This month’s coin was chosen by Nathan Murphy, a final year Ancient History and Classical Archaeology undergraduate. Nathan’s research interests include the social and economic function of coinage and the spread of money in the ancient world. His dissertation is focussing on the monetisation of the Roman countryside between the first and fourth centuries AD, looking at the levels of monetary use among rural populations in Roman Egypt, Syria and Britain.
(Coin image above reproduced courtesy of Baldwin's Auctions Ltd, New York Sale XXVII, 304).
Writing about web page Coin of the Month, November 2012
In 58 BC, Rome annexed Cyprus from Egypt. Until then, the island had been an important part of the Ptolemaic Empire and had been ruled by the Ptolemies since c. 312 BC. From 58 BC, Cyprus was governed by Rome until Julius Caesar gifted the island to Cleopatra in c. 48-47 BC. The restoration of Ptolemaic power was also later confirmed by Marc Antony. As the final foreign stronghold to be confiscated from the Ptolemies, the annexation of Cyprus was a defining moment, contributing to the demise of the dynasty. The imagery depicted on this coin reflects the tactical decisions made by Cleopatra VII, the last ruling Ptolemy, who found herself trying to maintain power and authority over her lands during this period of political upheaval by aligning herself politically first with Julius Caesar, and then later with Marc Antony. On the front of the coin is an idealized portrait of Cleopatra as Aphrodite, the most important deity of Cyprus, whose sanctuary at Palaipaphos was famed in antiquity as the birthplace and home of the great goddess. On the coin, Cleopatra is also shown with her son by Julius Caesar, Caesarion, who is depicted as Eros in front of her. It is thought that the coin was issued to celebrate the birth of Caesarion. By appearing as Aphrodite and Eros, Cleopatra appears to be aligning herself with the ideology of the Caesars as being descended from Venus (Aphrodite's Roman counterpart) in order to secure a future for herself and her son, perhaps as Caesar's heir, in a very local context. With the suicides of Antony and Cleopatra following their defeat at the hands of Octavian at Alexandria, Cyprus along with Egypt fell under the control of Rome once and for all. The image of Aphrodite, represented as a sacred cone rather than in anthropomorphic form, remained an important symbol of Cyprus and was depicted on coinage minted in Cyprus under future Roman Emperors.

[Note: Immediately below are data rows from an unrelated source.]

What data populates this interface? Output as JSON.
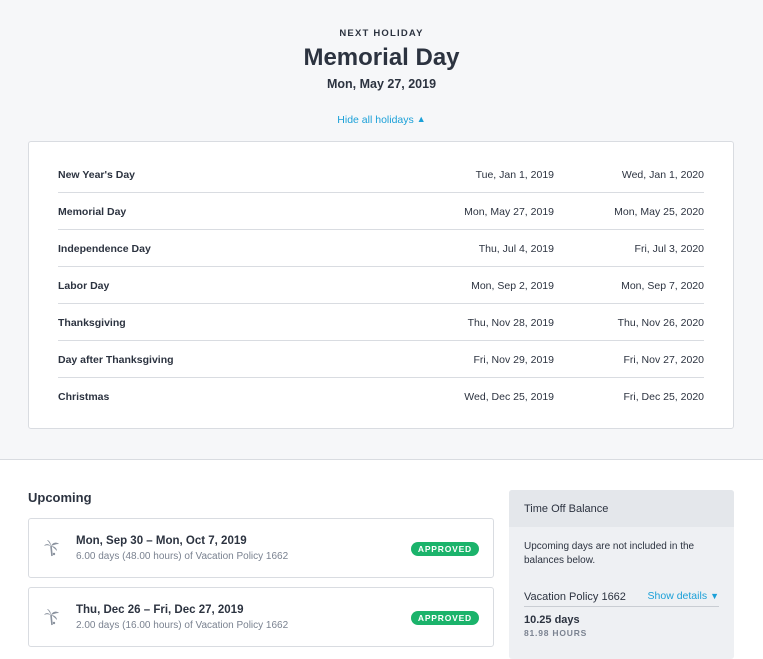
{
  "next_holiday": {
    "eyebrow": "NEXT HOLIDAY",
    "name": "Memorial Day",
    "date": "Mon, May 27, 2019",
    "toggle_label": "Hide all holidays",
    "toggle_icon": "chevron-up-icon"
  },
  "holidays": [
    {
      "name": "New Year's Day",
      "date_2019": "Tue, Jan 1, 2019",
      "date_2020": "Wed, Jan 1, 2020"
    },
    {
      "name": "Memorial Day",
      "date_2019": "Mon, May 27, 2019",
      "date_2020": "Mon, May 25, 2020"
    },
    {
      "name": "Independence Day",
      "date_2019": "Thu, Jul 4, 2019",
      "date_2020": "Fri, Jul 3, 2020"
    },
    {
      "name": "Labor Day",
      "date_2019": "Mon, Sep 2, 2019",
      "date_2020": "Mon, Sep 7, 2020"
    },
    {
      "name": "Thanksgiving",
      "date_2019": "Thu, Nov 28, 2019",
      "date_2020": "Thu, Nov 26, 2020"
    },
    {
      "name": "Day after Thanksgiving",
      "date_2019": "Fri, Nov 29, 2019",
      "date_2020": "Fri, Nov 27, 2020"
    },
    {
      "name": "Christmas",
      "date_2019": "Wed, Dec 25, 2019",
      "date_2020": "Fri, Dec 25, 2020"
    }
  ],
  "upcoming": {
    "title": "Upcoming",
    "requests": [
      {
        "dates": "Mon, Sep 30 – Mon, Oct 7, 2019",
        "detail": "6.00 days (48.00 hours) of Vacation Policy 1662",
        "status": "APPROVED",
        "icon": "palm-tree-icon"
      },
      {
        "dates": "Thu, Dec 26 – Fri, Dec 27, 2019",
        "detail": "2.00 days (16.00 hours) of Vacation Policy 1662",
        "status": "APPROVED",
        "icon": "palm-tree-icon"
      }
    ]
  },
  "balance": {
    "title": "Time Off Balance",
    "note": "Upcoming days are not included in the balances below.",
    "policy_name": "Vacation Policy 1662",
    "show_details_label": "Show details",
    "days": "10.25 days",
    "hours": "81.98 HOURS"
  },
  "colors": {
    "accent": "#1ba0d8",
    "approved": "#1bb36b",
    "text": "#2c3340",
    "muted": "#7a8290"
  }
}
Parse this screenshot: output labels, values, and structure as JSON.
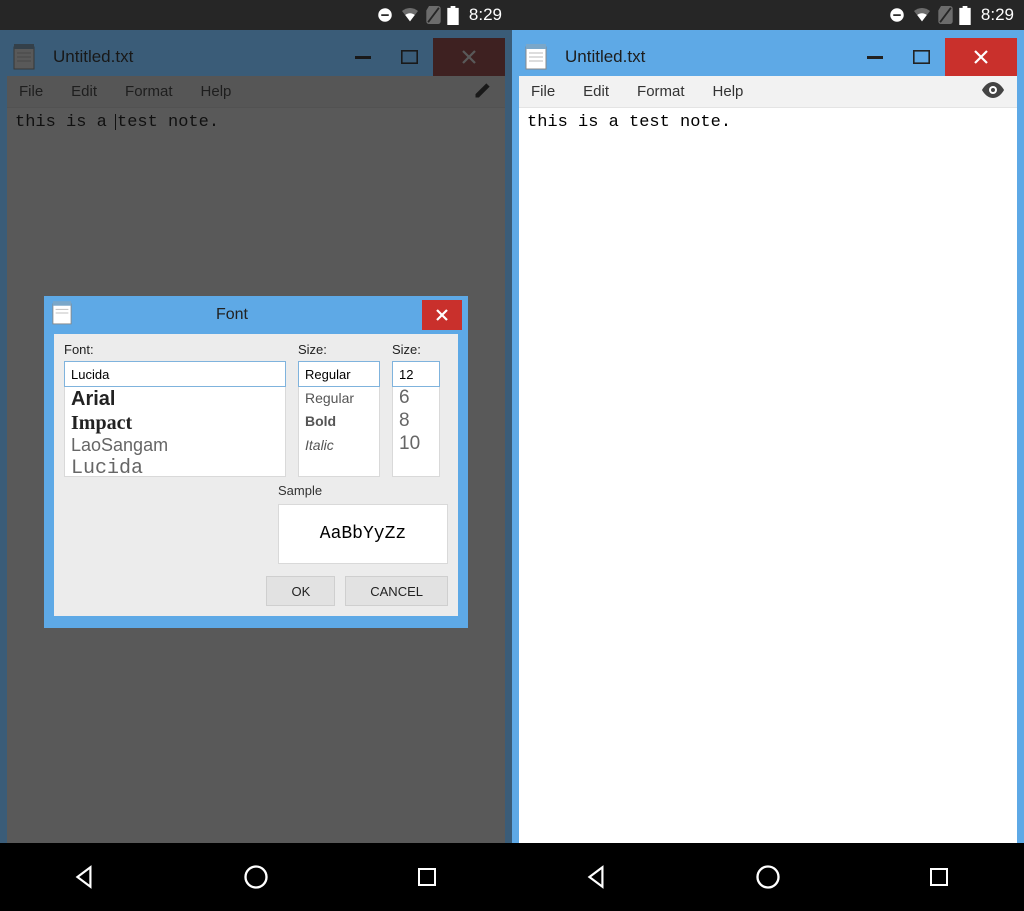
{
  "status": {
    "time": "8:29"
  },
  "window": {
    "title": "Untitled.txt",
    "menus": {
      "file": "File",
      "edit": "Edit",
      "format": "Format",
      "help": "Help"
    }
  },
  "editor": {
    "content": "this is a test note."
  },
  "dialog": {
    "title": "Font",
    "labels": {
      "font": "Font:",
      "style": "Size:",
      "size": "Size:",
      "sample": "Sample"
    },
    "font_input": "Lucida",
    "style_input": "Regular",
    "size_input": "12",
    "font_options": [
      "Arial",
      "Impact",
      "LaoSangam",
      "Lucida"
    ],
    "style_options": [
      "Regular",
      "Bold",
      "Italic"
    ],
    "size_options": [
      "6",
      "8",
      "10"
    ],
    "sample_text": "AaBbYyZz",
    "ok": "OK",
    "cancel": "CANCEL"
  }
}
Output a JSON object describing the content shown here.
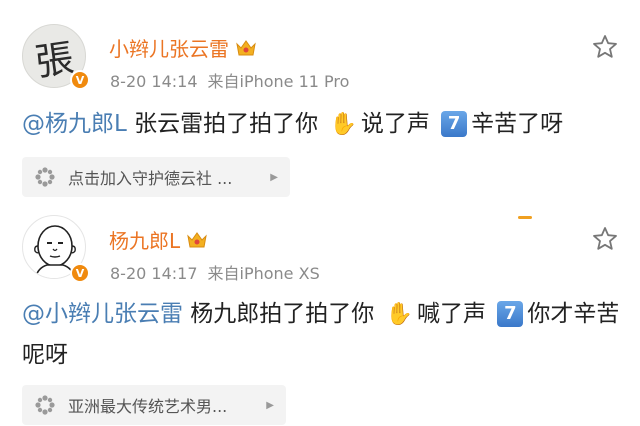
{
  "posts": [
    {
      "avatar_glyph": "張",
      "verified_badge": "V",
      "author": "小辫儿张云雷",
      "time": "8-20 14:14",
      "source": "来自iPhone 11 Pro",
      "mention": "@杨九郎L",
      "text_a": " 张云雷拍了拍了你",
      "text_b": "说了声",
      "number": "7",
      "text_c": "辛苦了呀",
      "card_label": "点击加入守护德云社 ..."
    },
    {
      "verified_badge": "V",
      "author": "杨九郎L",
      "time": "8-20 14:17",
      "source": "来自iPhone XS",
      "mention": "@小辫儿张云雷",
      "text_a": " 杨九郎拍了拍了你",
      "text_b": "喊了声",
      "number": "7",
      "text_c": "你才辛苦呢呀",
      "card_label": "亚洲最大传统艺术男..."
    }
  ],
  "icons": {
    "crown": "crown-icon",
    "star": "star-icon",
    "hand": "waving-hand-icon",
    "gear": "gear-icon",
    "arrow": "triangle-right-icon"
  },
  "colors": {
    "name": "#eb7524",
    "mention": "#4a7eb3",
    "badge": "#f08a0e"
  }
}
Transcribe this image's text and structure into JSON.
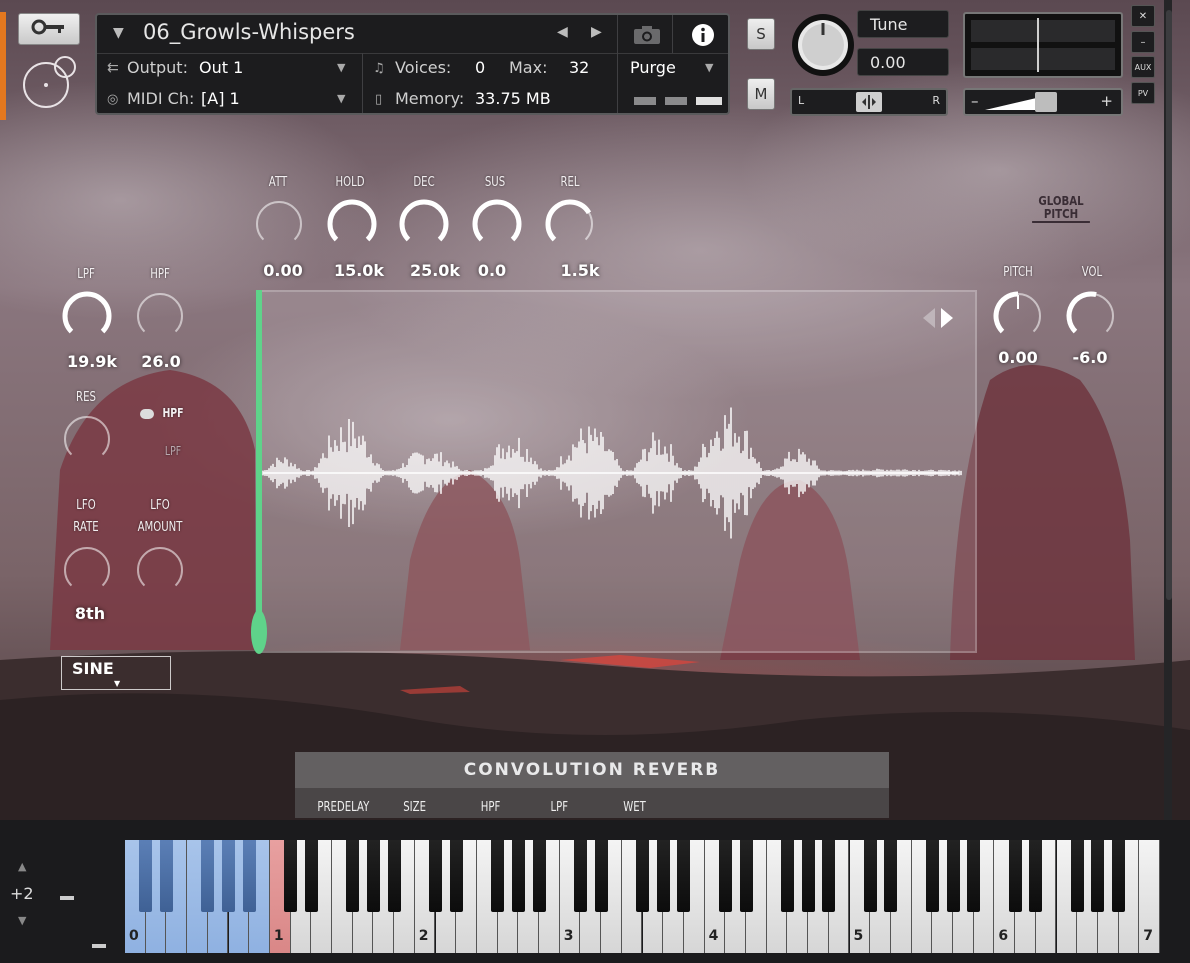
{
  "header": {
    "instrument_name": "06_Growls-Whispers",
    "output_label": "Output:",
    "output_value": "Out 1",
    "midi_label": "MIDI Ch:",
    "midi_value": "[A]  1",
    "voices_label": "Voices:",
    "voices_value": "0",
    "max_label": "Max:",
    "max_value": "32",
    "memory_label": "Memory:",
    "memory_value": "33.75 MB",
    "purge_label": "Purge",
    "solo_label": "S",
    "mute_label": "M",
    "tune_label": "Tune",
    "tune_value": "0.00",
    "pan_left": "L",
    "pan_right": "R",
    "vol_minus": "–",
    "vol_plus": "+",
    "side_buttons": [
      "✕",
      "–",
      "AUX",
      "PV"
    ]
  },
  "envelope": {
    "labels": [
      "ATT",
      "HOLD",
      "DEC",
      "SUS",
      "REL"
    ],
    "values": [
      "0.00",
      "15.0k",
      "25.0k",
      "0.0",
      "1.5k"
    ]
  },
  "filter": {
    "lpf_label": "LPF",
    "lpf_value": "19.9k",
    "hpf_label": "HPF",
    "hpf_value": "26.0",
    "res_label": "RES",
    "toggle_hpf": "HPF",
    "toggle_lpf": "LPF"
  },
  "lfo": {
    "rate_label_1": "LFO",
    "rate_label_2": "RATE",
    "rate_value": "8th",
    "amount_label_1": "LFO",
    "amount_label_2": "AMOUNT",
    "shape_value": "SINE"
  },
  "global": {
    "title_1": "GLOBAL",
    "title_2": "PITCH",
    "pitch_label": "PITCH",
    "pitch_value": "0.00",
    "vol_label": "VOL",
    "vol_value": "-6.0"
  },
  "reverb": {
    "title": "CONVOLUTION REVERB",
    "params": [
      "PREDELAY",
      "SIZE",
      "HPF",
      "LPF",
      "WET"
    ]
  },
  "keyboard": {
    "octave_shift": "+2",
    "octave_numbers": [
      "0",
      "1",
      "2",
      "3",
      "4",
      "5",
      "6",
      "7"
    ]
  },
  "colors": {
    "accent_orange": "#e3781f",
    "play_marker_green": "#5fd38a",
    "key_blue": "#9bbbe6",
    "key_red": "#d98787"
  }
}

This month's coin was chosen by Ersin Hussein, a PhD student in her final year of study. Ersin's PhD research focuses on the province of Roman Cyprus. Central to this study is the way in which the material record reflects the culture and society of Cyprus under Rome by demonstrating the adoption and assimilation of Roman practices while maintaining local, Cypriot customs.
(Coin image above reproduced courtesy of Classical Numismatic Group, Inc; http://www.cngcoins.com)